— EXERCISE INPUTS —
----------------------------------------

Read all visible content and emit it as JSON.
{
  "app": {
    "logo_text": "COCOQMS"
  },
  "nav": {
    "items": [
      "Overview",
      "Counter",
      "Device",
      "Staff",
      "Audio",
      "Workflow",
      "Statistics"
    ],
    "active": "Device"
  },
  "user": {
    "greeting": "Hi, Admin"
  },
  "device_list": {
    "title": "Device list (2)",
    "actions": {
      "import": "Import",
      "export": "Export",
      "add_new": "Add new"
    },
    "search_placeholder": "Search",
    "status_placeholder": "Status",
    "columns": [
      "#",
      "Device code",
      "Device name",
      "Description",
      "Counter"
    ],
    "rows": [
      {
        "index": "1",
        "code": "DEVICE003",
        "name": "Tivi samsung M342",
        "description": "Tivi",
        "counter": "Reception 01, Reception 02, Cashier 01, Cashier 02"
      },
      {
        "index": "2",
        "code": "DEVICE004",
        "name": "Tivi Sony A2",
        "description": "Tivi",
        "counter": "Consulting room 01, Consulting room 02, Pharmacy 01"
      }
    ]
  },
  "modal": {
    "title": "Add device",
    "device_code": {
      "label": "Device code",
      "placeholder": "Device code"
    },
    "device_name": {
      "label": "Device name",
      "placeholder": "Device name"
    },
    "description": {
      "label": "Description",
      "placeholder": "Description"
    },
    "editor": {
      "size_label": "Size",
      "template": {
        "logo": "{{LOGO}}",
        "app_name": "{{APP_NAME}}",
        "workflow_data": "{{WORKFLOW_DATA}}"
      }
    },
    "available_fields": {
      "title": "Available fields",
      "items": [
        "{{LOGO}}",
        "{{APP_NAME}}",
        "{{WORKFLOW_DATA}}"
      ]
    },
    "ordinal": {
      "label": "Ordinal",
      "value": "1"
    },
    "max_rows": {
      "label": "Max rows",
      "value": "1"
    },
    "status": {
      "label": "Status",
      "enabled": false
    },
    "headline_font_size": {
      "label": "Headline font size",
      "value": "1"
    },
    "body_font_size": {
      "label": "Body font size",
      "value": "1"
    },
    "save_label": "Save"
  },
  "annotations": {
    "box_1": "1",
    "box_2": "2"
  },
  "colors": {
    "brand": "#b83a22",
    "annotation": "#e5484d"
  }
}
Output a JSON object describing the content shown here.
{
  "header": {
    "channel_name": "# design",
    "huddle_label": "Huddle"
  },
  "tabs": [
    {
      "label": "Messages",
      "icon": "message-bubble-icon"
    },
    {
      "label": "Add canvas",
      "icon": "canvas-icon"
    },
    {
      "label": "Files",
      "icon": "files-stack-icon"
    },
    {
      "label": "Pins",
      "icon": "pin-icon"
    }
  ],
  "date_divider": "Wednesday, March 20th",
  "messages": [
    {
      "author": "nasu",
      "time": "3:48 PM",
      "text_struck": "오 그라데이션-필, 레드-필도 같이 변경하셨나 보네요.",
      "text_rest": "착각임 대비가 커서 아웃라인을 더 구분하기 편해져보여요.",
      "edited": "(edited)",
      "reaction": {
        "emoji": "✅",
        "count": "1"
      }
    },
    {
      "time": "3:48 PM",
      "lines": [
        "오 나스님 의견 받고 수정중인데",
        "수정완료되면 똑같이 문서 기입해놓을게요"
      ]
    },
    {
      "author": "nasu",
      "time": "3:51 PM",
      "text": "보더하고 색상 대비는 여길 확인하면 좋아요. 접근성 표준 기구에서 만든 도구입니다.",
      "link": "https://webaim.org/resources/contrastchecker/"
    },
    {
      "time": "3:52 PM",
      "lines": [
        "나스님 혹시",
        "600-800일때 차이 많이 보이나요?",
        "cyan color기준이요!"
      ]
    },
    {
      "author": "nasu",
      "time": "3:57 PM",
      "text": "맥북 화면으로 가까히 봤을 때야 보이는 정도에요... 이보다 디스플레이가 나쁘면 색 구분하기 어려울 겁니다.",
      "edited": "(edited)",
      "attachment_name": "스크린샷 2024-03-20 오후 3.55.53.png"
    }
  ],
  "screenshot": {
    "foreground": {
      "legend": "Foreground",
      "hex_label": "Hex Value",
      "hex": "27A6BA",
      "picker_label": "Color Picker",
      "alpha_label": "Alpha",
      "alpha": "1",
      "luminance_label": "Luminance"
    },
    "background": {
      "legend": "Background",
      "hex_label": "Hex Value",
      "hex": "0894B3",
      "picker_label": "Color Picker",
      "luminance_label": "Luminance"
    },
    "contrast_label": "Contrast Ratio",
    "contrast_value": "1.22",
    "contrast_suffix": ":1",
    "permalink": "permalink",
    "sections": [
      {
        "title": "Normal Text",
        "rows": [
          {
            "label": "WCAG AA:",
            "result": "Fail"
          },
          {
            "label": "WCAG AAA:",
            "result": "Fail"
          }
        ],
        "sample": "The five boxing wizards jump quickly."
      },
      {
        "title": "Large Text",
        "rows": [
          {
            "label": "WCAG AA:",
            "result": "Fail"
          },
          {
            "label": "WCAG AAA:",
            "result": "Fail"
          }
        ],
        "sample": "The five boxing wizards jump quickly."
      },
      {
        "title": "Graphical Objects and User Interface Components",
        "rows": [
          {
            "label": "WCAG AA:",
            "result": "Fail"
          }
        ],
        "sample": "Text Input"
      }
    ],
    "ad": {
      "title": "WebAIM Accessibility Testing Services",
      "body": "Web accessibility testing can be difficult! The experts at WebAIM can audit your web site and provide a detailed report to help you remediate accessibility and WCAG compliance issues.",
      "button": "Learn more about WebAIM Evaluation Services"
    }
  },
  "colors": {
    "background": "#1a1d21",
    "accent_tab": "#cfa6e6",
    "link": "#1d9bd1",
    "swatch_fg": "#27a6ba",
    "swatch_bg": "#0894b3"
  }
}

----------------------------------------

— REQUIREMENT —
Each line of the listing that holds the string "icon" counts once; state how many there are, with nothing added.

— WRITTEN SOLUTION —
4